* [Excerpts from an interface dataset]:
•••••

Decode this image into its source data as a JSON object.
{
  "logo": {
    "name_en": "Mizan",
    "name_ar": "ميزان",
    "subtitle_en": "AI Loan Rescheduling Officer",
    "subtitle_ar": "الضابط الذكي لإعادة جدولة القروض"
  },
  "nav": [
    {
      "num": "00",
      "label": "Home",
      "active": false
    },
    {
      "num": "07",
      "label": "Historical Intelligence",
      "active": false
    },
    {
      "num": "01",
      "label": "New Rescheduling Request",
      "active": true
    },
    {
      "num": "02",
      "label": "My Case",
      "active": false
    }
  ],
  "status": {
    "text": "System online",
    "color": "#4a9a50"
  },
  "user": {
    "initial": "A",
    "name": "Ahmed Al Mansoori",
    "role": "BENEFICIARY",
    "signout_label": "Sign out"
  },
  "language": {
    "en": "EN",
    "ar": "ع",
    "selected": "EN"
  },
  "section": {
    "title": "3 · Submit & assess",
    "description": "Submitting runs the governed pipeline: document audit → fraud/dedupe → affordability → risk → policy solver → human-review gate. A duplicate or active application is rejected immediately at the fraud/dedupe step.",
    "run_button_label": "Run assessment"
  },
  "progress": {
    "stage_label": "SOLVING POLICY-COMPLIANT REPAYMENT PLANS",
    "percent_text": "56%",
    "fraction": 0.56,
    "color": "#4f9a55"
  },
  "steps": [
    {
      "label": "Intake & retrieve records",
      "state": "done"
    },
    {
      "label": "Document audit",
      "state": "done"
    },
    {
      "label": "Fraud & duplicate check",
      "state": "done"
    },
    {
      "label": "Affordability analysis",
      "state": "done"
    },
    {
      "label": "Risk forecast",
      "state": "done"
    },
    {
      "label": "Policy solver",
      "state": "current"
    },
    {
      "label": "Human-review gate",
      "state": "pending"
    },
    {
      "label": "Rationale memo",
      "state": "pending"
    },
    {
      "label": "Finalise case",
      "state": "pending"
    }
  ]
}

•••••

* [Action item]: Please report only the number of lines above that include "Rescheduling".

* [Solution to the exercise]: 2